◆ What you have to do
Check each line of the data below for the string "Define", then state how many have it and nothing else.

(Interface dataset entries)
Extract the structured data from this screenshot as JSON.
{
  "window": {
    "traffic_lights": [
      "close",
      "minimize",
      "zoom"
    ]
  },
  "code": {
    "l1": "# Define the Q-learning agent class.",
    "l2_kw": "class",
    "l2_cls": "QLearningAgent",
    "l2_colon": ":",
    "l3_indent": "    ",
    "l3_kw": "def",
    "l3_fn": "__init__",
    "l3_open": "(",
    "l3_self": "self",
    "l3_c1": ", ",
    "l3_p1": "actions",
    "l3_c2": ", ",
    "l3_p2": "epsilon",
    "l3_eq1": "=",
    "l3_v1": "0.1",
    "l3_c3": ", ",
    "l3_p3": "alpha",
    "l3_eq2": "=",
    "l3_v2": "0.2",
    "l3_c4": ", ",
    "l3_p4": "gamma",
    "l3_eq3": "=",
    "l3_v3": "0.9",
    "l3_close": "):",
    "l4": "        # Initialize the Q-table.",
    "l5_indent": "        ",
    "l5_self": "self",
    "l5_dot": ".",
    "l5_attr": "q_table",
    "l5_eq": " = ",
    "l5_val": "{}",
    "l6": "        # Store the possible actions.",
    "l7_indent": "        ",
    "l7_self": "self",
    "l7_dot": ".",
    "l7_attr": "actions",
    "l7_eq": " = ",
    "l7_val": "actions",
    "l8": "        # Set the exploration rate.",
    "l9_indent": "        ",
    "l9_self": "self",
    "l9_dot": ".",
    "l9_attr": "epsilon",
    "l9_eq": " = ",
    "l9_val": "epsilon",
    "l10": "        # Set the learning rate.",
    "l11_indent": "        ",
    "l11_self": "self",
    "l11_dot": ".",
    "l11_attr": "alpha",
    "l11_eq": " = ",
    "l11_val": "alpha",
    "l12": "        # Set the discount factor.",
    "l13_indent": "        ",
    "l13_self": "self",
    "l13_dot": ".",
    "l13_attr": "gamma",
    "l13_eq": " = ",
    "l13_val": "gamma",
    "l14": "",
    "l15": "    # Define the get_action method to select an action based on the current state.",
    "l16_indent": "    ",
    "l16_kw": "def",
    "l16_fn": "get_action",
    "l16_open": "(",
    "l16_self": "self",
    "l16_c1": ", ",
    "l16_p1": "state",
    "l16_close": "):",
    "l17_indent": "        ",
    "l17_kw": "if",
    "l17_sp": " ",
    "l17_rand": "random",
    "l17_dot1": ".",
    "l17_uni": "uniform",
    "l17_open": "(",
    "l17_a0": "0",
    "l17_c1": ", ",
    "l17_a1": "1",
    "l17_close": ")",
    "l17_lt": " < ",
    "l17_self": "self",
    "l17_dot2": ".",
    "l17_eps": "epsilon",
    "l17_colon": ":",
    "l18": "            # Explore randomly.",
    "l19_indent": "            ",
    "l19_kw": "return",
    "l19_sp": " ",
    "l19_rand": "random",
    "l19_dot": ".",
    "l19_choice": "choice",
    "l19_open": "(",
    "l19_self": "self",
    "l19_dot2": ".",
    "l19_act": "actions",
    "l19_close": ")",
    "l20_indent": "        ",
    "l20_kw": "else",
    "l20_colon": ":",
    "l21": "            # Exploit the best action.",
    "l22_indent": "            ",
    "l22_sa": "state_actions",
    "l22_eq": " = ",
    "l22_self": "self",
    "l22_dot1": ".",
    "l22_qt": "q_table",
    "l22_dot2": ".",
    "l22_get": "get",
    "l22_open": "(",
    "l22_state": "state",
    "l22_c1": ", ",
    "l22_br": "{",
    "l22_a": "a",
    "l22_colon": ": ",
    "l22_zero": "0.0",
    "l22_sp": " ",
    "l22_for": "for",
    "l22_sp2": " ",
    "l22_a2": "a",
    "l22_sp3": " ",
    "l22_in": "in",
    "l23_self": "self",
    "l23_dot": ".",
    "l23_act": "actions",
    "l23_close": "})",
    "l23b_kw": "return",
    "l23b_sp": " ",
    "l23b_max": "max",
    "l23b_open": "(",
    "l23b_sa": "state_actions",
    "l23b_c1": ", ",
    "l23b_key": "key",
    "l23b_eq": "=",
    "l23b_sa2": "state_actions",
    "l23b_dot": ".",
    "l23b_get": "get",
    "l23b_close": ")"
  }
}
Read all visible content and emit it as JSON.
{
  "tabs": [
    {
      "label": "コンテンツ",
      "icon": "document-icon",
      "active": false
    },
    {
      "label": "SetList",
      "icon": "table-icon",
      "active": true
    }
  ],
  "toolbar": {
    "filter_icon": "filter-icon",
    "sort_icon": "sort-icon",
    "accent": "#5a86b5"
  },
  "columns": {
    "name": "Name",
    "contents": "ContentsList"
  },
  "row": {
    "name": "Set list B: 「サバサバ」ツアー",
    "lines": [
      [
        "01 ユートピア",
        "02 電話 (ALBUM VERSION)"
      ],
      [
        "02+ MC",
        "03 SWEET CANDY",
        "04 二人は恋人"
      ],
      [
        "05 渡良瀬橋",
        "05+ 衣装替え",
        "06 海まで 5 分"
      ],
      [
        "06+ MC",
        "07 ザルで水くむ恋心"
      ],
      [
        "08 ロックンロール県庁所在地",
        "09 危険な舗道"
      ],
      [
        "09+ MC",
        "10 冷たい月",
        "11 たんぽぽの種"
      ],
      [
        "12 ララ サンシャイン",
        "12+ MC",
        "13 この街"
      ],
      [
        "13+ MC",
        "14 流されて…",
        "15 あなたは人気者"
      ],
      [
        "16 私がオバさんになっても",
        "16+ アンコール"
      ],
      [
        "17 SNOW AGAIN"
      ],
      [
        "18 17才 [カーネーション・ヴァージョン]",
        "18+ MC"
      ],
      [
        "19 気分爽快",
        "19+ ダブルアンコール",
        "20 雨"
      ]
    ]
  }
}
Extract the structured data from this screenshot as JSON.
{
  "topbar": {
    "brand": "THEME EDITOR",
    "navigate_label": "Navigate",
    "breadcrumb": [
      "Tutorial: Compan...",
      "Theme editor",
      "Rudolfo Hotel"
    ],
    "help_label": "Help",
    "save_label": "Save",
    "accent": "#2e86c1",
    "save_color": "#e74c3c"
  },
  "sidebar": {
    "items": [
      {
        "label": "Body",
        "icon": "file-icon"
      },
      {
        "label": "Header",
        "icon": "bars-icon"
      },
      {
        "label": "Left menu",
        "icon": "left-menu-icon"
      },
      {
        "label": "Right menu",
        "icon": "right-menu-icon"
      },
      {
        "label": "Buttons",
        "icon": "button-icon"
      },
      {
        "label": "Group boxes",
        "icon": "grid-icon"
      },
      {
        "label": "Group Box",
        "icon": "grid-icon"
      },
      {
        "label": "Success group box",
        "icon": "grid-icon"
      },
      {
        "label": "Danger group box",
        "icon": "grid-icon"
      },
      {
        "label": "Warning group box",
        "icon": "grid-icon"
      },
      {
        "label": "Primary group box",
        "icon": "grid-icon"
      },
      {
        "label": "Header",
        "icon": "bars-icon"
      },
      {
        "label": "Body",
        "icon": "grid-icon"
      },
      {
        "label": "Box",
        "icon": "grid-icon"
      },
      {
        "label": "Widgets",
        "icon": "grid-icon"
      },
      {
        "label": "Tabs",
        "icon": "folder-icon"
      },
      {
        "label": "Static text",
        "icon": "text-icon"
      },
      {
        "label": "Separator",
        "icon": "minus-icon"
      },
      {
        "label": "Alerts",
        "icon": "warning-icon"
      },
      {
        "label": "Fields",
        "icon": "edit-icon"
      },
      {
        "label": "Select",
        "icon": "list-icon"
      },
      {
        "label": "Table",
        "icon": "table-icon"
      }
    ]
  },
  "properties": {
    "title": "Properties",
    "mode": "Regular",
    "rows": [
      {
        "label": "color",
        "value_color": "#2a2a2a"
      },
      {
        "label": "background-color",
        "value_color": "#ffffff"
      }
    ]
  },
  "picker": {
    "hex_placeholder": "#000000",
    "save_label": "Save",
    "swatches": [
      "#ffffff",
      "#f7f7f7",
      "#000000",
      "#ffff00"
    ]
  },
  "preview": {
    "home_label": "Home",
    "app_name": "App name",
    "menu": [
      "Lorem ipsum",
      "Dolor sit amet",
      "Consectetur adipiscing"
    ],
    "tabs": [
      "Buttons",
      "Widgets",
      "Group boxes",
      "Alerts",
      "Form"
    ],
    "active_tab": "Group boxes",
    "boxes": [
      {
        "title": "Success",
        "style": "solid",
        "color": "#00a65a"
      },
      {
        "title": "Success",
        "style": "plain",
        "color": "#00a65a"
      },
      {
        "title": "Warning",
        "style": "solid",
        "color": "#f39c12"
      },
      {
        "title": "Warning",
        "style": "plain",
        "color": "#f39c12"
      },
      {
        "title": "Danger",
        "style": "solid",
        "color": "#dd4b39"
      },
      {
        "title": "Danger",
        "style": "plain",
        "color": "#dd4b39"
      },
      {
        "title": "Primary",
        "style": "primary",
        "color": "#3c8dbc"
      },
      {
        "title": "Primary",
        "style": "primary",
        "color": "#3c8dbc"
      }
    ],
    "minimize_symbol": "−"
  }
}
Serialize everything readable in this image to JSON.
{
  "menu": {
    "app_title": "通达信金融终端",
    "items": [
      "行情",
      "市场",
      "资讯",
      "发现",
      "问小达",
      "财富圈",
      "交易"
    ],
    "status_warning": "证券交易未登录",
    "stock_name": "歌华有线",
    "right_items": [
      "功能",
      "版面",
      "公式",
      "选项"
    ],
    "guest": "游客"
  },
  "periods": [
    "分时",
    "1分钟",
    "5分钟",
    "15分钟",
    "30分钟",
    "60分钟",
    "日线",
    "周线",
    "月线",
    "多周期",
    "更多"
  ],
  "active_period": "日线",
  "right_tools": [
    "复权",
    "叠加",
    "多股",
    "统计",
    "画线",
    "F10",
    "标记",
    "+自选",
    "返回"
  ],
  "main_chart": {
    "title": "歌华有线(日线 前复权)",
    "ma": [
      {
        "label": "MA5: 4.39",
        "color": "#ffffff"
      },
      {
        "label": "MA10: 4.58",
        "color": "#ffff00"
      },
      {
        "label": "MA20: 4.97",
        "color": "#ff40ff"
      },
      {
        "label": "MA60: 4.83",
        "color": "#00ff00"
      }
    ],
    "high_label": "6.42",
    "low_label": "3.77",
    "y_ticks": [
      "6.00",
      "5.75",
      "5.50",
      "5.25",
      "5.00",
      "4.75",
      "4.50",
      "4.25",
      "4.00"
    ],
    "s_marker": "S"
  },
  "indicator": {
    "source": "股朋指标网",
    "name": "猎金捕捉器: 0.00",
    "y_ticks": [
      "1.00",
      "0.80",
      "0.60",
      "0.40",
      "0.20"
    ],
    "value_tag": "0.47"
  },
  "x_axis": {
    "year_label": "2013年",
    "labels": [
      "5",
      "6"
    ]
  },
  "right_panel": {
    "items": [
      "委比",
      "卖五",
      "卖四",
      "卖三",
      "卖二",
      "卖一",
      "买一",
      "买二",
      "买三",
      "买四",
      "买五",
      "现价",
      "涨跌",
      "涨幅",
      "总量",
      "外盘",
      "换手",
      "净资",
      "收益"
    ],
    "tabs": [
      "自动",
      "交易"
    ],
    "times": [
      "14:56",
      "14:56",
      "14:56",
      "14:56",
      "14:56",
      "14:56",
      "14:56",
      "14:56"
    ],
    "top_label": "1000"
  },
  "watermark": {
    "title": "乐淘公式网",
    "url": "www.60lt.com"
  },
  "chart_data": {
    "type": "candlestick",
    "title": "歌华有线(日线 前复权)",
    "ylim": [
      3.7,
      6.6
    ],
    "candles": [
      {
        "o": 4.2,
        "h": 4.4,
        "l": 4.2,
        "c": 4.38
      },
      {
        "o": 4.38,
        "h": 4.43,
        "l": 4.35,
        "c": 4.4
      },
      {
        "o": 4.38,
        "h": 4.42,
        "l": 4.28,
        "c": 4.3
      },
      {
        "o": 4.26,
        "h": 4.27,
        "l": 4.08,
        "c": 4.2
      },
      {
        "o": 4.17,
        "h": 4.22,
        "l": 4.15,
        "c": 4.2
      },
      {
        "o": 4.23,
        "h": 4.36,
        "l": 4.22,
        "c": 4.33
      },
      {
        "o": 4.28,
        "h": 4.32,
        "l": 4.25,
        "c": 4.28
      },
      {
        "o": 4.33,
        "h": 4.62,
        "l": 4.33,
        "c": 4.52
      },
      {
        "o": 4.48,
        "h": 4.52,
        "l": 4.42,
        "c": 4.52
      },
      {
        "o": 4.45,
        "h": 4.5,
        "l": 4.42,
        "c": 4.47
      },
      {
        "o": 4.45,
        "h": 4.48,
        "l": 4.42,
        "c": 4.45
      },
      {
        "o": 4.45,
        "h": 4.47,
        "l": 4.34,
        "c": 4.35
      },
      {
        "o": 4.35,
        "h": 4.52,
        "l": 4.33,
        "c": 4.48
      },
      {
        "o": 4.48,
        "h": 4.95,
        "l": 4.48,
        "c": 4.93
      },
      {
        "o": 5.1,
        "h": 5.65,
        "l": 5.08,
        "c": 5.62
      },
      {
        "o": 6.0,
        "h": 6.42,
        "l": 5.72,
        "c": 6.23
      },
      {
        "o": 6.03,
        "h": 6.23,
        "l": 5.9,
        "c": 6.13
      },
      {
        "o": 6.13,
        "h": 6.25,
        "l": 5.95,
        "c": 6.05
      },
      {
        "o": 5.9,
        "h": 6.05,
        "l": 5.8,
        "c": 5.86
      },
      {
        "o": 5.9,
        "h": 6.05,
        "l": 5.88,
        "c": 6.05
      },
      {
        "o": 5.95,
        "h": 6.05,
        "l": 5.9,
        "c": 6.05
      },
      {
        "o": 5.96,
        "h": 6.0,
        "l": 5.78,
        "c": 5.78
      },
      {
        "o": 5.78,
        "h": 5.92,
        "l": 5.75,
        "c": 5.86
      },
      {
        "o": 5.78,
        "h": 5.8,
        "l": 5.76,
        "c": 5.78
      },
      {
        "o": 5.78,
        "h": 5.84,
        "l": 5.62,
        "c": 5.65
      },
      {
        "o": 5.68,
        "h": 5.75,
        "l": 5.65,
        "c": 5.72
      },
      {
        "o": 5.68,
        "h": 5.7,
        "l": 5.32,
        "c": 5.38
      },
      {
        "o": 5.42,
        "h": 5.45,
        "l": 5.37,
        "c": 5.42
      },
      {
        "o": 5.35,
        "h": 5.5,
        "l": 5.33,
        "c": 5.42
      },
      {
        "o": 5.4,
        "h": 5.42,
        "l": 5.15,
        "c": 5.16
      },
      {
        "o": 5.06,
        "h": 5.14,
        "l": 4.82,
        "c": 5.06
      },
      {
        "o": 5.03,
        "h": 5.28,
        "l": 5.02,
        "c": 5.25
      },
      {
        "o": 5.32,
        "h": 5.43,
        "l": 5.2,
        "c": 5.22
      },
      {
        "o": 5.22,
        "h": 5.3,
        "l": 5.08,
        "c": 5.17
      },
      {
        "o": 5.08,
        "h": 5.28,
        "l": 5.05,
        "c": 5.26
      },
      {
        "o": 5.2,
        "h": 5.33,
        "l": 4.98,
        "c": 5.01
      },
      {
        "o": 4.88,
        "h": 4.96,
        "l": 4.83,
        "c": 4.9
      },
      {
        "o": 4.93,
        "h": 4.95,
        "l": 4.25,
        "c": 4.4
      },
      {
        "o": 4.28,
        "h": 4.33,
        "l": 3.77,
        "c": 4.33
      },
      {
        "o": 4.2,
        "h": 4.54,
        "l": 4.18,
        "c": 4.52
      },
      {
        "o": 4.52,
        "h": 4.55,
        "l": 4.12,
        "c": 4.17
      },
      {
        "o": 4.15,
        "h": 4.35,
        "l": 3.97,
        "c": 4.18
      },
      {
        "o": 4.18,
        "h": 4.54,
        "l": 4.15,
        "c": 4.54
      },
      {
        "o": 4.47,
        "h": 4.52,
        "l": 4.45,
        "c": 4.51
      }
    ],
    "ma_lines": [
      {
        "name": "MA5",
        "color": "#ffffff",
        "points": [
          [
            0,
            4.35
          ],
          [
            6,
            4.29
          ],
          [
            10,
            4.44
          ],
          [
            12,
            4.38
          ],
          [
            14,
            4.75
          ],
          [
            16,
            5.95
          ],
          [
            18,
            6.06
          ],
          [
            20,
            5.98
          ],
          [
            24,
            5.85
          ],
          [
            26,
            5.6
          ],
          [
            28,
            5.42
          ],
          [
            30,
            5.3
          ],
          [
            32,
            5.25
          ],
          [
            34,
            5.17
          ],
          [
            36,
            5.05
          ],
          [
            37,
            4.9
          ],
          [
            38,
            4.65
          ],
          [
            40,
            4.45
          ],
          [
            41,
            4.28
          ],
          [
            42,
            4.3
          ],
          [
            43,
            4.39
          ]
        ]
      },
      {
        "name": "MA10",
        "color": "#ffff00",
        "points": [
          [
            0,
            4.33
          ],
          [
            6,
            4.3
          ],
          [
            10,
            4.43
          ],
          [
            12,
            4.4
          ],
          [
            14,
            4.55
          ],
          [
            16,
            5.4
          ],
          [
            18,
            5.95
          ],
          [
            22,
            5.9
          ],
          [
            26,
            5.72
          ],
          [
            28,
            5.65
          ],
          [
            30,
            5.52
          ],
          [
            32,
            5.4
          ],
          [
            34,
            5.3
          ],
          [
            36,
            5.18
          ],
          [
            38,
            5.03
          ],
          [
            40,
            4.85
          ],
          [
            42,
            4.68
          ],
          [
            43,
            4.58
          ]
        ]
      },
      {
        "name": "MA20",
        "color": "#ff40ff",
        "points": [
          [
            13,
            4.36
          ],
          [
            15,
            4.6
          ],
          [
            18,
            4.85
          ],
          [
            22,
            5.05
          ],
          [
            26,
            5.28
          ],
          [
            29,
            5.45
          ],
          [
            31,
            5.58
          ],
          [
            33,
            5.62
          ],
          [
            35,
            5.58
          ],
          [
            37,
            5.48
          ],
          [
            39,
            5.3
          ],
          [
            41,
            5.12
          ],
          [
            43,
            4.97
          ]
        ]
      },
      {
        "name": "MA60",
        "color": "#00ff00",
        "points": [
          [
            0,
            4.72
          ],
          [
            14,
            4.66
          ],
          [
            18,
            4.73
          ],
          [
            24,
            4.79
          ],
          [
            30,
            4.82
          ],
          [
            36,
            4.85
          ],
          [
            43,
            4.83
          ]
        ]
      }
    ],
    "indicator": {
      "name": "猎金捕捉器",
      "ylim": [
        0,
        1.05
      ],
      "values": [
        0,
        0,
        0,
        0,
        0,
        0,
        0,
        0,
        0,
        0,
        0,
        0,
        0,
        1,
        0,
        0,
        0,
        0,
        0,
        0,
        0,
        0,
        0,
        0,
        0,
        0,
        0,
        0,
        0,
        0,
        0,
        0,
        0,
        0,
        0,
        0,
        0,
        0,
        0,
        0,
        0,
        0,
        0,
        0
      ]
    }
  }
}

◆ Response
2